Work order: All that is needed is the number of lines in the records that contain the word "this", stated without anything else.

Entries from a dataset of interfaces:
***
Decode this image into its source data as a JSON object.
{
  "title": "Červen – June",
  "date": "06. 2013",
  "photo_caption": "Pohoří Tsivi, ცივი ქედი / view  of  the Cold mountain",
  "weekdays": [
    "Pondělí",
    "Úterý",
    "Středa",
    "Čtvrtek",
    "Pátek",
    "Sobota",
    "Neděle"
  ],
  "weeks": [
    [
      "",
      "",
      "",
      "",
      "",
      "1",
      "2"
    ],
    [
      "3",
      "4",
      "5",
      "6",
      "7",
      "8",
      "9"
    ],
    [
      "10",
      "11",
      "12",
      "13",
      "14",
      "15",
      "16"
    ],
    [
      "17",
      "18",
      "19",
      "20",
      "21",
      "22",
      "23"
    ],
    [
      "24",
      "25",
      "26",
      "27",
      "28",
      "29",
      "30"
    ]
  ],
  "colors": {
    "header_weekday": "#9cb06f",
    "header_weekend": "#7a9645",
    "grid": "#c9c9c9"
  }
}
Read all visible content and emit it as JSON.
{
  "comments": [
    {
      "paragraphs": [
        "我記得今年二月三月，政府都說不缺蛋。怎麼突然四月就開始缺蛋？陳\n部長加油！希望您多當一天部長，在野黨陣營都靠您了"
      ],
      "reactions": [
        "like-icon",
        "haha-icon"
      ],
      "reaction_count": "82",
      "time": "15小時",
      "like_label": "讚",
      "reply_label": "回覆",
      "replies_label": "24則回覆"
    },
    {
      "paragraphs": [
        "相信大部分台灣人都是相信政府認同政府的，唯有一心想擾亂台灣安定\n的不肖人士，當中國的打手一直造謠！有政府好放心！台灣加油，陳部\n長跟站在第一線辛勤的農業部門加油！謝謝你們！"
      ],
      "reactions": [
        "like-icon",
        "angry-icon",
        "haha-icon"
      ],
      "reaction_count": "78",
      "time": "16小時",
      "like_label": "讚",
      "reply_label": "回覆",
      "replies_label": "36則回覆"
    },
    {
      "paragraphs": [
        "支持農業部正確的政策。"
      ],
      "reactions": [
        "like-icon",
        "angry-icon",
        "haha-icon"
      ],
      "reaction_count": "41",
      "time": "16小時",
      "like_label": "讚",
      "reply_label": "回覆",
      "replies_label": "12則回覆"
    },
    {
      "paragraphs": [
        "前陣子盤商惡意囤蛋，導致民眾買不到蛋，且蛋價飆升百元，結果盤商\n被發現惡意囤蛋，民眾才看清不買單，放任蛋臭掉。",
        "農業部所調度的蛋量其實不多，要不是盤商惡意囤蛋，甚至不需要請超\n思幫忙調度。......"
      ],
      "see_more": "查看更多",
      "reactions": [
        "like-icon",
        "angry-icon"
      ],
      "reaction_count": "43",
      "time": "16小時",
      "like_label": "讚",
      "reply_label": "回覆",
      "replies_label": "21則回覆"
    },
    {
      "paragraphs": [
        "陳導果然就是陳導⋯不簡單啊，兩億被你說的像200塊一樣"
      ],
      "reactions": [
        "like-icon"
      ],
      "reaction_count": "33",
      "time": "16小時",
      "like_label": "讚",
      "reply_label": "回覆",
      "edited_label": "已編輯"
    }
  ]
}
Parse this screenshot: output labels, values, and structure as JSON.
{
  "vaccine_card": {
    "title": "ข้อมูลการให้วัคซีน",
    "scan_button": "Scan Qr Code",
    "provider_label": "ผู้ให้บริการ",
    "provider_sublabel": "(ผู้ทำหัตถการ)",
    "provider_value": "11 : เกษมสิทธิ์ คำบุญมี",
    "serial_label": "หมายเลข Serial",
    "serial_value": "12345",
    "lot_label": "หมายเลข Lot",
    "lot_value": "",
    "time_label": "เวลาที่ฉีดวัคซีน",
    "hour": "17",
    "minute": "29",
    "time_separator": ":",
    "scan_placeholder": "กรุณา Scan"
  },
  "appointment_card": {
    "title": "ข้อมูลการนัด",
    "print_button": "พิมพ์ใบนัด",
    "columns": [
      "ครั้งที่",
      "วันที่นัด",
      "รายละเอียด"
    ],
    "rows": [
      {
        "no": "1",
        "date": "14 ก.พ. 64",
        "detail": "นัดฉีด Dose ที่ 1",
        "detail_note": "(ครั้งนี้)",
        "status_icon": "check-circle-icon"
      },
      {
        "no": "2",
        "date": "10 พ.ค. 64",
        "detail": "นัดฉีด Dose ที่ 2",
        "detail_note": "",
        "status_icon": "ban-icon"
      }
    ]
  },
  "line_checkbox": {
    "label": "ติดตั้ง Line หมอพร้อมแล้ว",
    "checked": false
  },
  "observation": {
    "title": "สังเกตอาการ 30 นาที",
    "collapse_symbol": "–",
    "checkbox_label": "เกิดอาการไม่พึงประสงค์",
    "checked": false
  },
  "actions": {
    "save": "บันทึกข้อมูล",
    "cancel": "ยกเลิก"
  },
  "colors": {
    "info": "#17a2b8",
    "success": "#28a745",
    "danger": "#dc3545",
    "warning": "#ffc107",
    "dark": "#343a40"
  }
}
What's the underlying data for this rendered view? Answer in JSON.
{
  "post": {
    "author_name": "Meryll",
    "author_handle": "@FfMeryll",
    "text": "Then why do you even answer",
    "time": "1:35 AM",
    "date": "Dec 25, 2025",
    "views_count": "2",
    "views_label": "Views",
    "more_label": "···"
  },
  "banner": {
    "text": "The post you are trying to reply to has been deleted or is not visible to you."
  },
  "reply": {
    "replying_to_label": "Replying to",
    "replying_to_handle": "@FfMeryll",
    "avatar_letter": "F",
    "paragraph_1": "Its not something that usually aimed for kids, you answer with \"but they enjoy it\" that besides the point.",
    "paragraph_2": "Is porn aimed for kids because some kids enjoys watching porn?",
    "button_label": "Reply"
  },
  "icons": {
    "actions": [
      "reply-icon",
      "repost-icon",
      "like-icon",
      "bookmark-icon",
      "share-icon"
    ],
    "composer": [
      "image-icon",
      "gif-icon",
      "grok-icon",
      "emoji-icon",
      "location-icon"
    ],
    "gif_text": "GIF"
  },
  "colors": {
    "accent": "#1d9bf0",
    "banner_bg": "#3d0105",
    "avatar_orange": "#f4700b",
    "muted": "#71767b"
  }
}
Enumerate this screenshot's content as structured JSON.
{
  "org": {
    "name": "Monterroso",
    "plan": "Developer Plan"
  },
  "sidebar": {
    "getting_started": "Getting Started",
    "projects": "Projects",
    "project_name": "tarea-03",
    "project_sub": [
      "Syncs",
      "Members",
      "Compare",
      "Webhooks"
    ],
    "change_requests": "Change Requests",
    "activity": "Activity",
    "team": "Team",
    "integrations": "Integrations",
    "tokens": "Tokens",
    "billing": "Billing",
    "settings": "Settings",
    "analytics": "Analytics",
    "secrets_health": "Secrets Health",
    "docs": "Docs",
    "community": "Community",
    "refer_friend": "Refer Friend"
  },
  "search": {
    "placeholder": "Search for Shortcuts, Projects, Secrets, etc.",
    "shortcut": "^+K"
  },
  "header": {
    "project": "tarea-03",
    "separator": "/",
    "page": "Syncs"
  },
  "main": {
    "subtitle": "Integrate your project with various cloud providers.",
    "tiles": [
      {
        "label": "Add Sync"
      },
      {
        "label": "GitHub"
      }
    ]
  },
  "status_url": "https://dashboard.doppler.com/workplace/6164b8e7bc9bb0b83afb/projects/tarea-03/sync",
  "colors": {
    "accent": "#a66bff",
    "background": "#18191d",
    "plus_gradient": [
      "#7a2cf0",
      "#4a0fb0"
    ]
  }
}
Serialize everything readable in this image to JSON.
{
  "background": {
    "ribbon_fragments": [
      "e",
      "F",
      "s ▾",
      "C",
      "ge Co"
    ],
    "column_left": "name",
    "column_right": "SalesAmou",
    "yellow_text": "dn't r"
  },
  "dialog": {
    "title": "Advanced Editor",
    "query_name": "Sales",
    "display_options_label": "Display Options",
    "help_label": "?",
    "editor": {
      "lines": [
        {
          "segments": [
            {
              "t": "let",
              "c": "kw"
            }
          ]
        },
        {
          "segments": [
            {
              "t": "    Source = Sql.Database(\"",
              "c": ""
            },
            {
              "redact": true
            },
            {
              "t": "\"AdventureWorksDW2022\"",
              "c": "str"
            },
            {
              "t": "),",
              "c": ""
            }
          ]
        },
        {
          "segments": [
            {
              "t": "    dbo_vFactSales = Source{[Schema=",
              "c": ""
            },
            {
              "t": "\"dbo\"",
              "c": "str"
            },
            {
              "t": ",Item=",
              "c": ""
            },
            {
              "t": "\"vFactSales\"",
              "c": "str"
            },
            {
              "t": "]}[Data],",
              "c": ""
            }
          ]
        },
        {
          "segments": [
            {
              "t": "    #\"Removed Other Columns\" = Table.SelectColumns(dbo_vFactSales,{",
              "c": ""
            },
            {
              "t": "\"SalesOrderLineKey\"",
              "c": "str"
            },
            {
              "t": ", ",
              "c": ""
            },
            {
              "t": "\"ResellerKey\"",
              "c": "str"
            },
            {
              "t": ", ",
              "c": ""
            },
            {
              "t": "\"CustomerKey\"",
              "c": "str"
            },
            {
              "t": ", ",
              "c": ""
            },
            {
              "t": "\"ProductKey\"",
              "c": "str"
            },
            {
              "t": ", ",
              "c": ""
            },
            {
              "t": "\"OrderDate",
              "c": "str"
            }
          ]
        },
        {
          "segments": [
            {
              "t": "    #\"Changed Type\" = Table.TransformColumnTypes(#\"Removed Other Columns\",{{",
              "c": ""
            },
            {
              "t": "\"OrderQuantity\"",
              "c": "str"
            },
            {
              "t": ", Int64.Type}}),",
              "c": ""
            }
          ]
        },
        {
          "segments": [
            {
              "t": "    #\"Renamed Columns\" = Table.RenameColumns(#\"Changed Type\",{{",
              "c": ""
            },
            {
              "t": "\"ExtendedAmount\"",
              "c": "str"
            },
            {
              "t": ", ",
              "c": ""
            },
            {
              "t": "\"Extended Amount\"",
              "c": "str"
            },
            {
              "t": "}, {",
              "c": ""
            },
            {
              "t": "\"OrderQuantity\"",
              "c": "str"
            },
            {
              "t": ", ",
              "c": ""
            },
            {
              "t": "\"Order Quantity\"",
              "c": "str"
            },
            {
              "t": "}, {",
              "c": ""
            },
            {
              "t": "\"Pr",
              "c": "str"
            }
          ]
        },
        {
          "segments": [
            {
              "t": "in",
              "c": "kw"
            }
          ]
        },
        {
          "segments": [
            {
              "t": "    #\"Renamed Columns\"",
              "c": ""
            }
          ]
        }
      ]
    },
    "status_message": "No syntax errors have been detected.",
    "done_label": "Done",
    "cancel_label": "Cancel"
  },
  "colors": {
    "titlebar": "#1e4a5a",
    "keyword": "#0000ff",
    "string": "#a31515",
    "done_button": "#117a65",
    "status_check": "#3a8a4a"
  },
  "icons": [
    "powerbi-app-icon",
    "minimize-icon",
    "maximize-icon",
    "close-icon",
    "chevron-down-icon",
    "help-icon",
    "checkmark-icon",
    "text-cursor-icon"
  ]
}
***
Task answer: 5